I spent the weekend at the MIT Sloan Sports Analytics Conference in Boston. Last year, the same conference was held in a small academic building on the campus of MIT in Cambridge for 400 attendees. This year, the numbers exploded — one thousand individuals wore name tags, along with 400 people on a wait list. Those in Boston included NBA executives and prominent agents. Organizers moved the conference across the Charles River to the Boston Convention Center in order to accommodate the demand.
The substance of the conference was pretty much what you’d expect. Houston Rockets general manager Daryl Morey (the founder of the conference), Analytics godfather Dean Oliver (who works for the Nuggets), Dallas Mavericks owner Mark Cuban, Portland Trail Blazers general manager Kevin Pritchard, Boston Celtics assistant general manager Mike Zarren and others who apply advanced statistical analytics to better their teams spoke on various panels about the value of this discipline in generating wins. Academics presented papers on everything from the value of a blocked shot to how best to maximize shot distribution among a team’s players.
All in all, 16 of the 30 NBA organizations were represented at the conference by executives or statisticians — that’s about double the number of teams who had paid attendees in 2009. It was heartening to run into smart young thinkers in this area who were free agents last year, but have been hired in the past 12 months by teams. Kevin Pelton, who has worked tirelessly in this field, just signed on with the Indiana Pacers. Ryan Parker, of Basketball Geek, has joined the Portland Trail Blazers. Jon Nichols, a brilliant grad student at Harvard in information technology, has been hired by an undisclosed team. For all the findings and discussions, the most profound takeaway from the conference was the overwhelming evidence that the application of advanced analytics is taking over the NBA. What was once a novelty has become a full-fledged movement. Not every team has embraced these tools, but as Dean Oliver pointed out, the smart ones have. Boston, Cleveland, Dallas, Denver, Houston, Memphis, Oklahoma City, Orlando, Portland, San Antonio have probably been the 10 most aggressive organizations. What do they have in common? Every one of these teams has a record of .500 or better this morning. If I’m a fan of a specific team, I want my team to be on that list and, unless my squad is winning titles on the strength of its personnel decisions (and checkbook), I’d be bothered if they weren’t.

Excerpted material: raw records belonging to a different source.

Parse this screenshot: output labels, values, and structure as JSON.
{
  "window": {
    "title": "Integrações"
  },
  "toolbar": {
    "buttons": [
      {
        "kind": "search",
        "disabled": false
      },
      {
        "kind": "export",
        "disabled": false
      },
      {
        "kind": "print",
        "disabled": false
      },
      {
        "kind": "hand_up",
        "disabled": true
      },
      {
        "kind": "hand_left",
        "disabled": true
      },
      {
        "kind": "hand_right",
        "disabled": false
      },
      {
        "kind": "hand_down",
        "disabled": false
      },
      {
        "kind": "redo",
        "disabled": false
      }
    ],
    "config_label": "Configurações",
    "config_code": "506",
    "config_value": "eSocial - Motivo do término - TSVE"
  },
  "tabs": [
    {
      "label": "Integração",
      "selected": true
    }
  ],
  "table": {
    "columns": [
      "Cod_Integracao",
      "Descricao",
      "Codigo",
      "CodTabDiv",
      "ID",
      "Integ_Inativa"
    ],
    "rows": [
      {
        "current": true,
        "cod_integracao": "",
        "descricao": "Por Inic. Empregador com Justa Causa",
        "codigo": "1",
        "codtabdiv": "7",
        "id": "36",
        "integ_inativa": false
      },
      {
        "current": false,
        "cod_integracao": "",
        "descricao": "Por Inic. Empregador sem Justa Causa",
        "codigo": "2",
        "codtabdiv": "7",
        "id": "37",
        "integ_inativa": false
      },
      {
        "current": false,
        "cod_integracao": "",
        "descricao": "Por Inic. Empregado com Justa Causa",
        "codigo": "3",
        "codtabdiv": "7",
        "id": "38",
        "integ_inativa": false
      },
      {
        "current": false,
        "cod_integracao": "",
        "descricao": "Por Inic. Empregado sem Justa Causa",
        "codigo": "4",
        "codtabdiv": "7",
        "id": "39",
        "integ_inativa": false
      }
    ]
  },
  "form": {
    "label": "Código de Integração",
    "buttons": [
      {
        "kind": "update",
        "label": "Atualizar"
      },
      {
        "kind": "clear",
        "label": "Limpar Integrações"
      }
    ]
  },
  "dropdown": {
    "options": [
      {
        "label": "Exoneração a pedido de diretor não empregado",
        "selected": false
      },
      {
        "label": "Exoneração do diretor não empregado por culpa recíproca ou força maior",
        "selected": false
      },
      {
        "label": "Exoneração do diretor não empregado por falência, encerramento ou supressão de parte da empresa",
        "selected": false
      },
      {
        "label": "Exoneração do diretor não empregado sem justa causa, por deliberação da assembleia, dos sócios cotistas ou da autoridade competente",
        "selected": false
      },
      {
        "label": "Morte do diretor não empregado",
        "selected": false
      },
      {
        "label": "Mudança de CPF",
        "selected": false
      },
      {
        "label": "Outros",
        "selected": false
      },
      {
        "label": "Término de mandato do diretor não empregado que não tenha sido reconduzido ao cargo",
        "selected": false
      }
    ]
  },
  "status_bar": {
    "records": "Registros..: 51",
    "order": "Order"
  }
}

Some teams executives will tell you that the League has gotten smart about furnishing teams with more extensive data (stats like deflections), and that the need to have experts on the payroll isn’t necessary. But there’s a vast difference between data and informed conclusions. The former are easy to come by; the latter requires great expertise. As Zarren said in the session on basketball analytics, “You can do two things: get more data, or use statistical techniques with the data that you have.” As we move forward in the empirical age, it strikes me that if you don’t have the proper personnel who can understand and utilize these techniques, your organization is going to be left behind.
The Clippers aren’t ignorant of advanced metrics. Mike Dunleavy made the wise decision to shift Rasual Butler into the starting lineup in part because basic plus-minus data were telling him that was the smart thing to do. Back in October, team executives said they targeted Craig Smith in the off-season because they loved his efficiency numbers. But these observations barely penetrate the surface of the shale. There is so much to be understood, a fact more and more teams are beginning to grasp.

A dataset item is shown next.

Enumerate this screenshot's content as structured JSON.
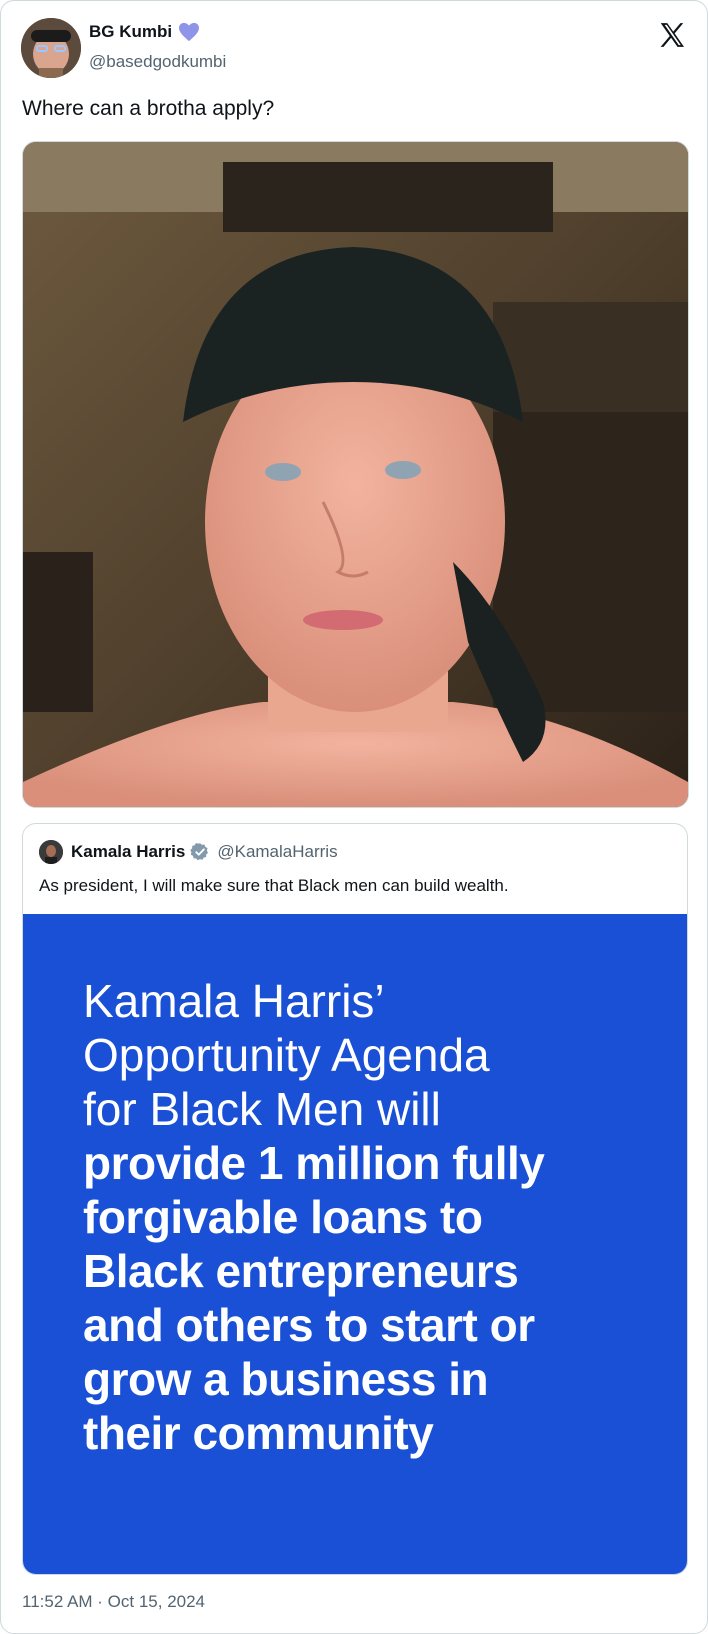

Teams are very proprietary of what they’re learning and even whom they’re hiring to crunch these numbers. For all we know, the Clippers have an army of credentialed statisticians studying data, making unique discoveries about the team and passing along those findings to the decision makers in Playa Vista. If that’s not the case, Clippers fans should hope it soon becomes a reality. In an age where information is king, NBA teams, global corporations, governments and individuals can’t afford to be playing catch-up.